Financial literacy begins with understanding how things work, but the key in making good money decisions over the long term is an understanding of the self.
It sounds like philosophy, but it’s called behavioral finance.
Money has a way of influencing people to make decisions that aren’t quite rational, and nobody knows it better than a financial advisor. You field calls from clients who heard about a hot new stock, or you have to talk clients off the ledge when the markets start their regular teeter-totter.
It’s exactly why tens of thousands of advisors have embraced the Risk Number®. It quantifies the semantics and dissuades irrational behavior. When clients use Risk Assessments in Riskalyze, they’re not only pinpointing their Risk Number — they’re actively learning about the connection between risk and reward.

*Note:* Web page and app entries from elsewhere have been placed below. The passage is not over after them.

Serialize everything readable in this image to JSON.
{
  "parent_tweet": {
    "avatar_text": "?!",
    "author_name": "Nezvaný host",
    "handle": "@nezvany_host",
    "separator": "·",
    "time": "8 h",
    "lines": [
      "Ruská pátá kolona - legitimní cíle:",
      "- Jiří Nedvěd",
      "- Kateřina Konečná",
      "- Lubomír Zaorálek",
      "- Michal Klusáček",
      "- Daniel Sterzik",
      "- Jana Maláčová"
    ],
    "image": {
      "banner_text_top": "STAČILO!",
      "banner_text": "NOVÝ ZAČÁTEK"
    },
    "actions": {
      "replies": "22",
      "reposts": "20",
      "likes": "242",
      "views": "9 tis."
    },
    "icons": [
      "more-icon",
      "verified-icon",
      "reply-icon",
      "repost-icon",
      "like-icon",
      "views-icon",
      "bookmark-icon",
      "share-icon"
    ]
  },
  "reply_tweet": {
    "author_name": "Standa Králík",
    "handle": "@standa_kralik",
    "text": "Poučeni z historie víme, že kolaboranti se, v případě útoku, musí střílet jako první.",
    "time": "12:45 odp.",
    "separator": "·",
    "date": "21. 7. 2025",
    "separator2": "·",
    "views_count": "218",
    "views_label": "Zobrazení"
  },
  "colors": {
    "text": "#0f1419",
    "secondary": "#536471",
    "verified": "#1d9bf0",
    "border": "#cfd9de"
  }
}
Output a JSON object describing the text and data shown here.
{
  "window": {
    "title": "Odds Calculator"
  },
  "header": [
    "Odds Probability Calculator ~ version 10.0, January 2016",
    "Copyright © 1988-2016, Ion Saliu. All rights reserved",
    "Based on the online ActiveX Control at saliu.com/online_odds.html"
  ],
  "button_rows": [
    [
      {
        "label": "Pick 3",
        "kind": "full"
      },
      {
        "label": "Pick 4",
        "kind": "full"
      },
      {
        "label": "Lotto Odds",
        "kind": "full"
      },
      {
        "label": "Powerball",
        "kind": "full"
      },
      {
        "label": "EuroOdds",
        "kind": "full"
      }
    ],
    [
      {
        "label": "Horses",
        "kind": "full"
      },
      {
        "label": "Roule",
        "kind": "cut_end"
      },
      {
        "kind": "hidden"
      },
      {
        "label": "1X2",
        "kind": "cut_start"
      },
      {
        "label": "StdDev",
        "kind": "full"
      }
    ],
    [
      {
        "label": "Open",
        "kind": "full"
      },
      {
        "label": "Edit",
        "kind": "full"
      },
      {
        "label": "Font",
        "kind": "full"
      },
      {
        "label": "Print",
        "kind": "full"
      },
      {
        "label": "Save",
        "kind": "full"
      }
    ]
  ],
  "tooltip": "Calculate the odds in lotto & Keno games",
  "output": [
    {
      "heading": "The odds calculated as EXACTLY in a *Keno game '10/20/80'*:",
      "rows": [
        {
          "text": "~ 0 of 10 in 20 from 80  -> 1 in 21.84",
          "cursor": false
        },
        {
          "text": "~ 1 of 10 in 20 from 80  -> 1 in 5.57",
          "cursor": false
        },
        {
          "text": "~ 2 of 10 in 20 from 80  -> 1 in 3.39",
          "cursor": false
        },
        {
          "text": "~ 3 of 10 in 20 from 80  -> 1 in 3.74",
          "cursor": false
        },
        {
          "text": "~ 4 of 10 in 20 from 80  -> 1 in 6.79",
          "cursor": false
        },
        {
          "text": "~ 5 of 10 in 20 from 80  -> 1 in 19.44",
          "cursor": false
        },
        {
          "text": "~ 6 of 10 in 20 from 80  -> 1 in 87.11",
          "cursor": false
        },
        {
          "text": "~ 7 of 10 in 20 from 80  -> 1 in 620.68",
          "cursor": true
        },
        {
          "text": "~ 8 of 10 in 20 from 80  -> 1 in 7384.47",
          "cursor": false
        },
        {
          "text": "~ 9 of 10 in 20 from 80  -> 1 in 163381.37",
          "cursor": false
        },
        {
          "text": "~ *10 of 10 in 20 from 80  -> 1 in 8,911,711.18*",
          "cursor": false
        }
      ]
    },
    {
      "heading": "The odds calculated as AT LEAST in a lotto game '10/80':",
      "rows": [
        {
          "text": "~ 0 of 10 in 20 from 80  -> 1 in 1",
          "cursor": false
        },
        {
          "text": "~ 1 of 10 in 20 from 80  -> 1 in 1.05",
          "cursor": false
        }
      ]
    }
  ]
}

They’re actively getting to know their money.
Starting Education with Kids
When financial literacy begins early, people have a higher chance of successfully managing their money.
While financial education is increasingly offered in high school curriculum, many believe it’s not nearly practiced enough.
Forty-five states offer personal financial education in their curriculum, but only twenty-one require a personal finance class to graduate.
School districts are taking the right steps toward requiring more financial education for students, but kids won’t learn everything they need to know in a one semester course.
Financial education is something that can be taught daily—and there are fearless advisors making it a point to demonstrate for their kids what it looks like.
It can start small.
But it can also include being honest and transparent with them about some of the largest and most important financial decisions a person can make.
But with kids, financial education doesn’t have to be all serious. Riskalyzer Patrick Hannon has an interesting way to make sure his kids understand taxes.
If you’re a parent, being the advisor that your kids need you to be is about being there for them in everything. It’s about being at soccer practice or making the recital. But it’s also about using your position and knowledge to make sure that they’re part of a financially literate society.
If Risk Assessments aren’t just about pinpointing a Risk Number — but also about actively educating the user about the connection between risk and reward — maybe it’s time your kids discover their Risk Number! Sure, it might not be why you’ve equipped yourself with the world’s #1 risk questionnaire, but it may facilitate a memorable moment between you and your loved ones. And we’re all about that.
If you’re equipping your family with the information they need to be successful — no matter what they choose to do — you’re being the advisor they need you to be.
Empower your world to invest fearlessly. Start here to see how Riskalyze can help you create more financially literate clients.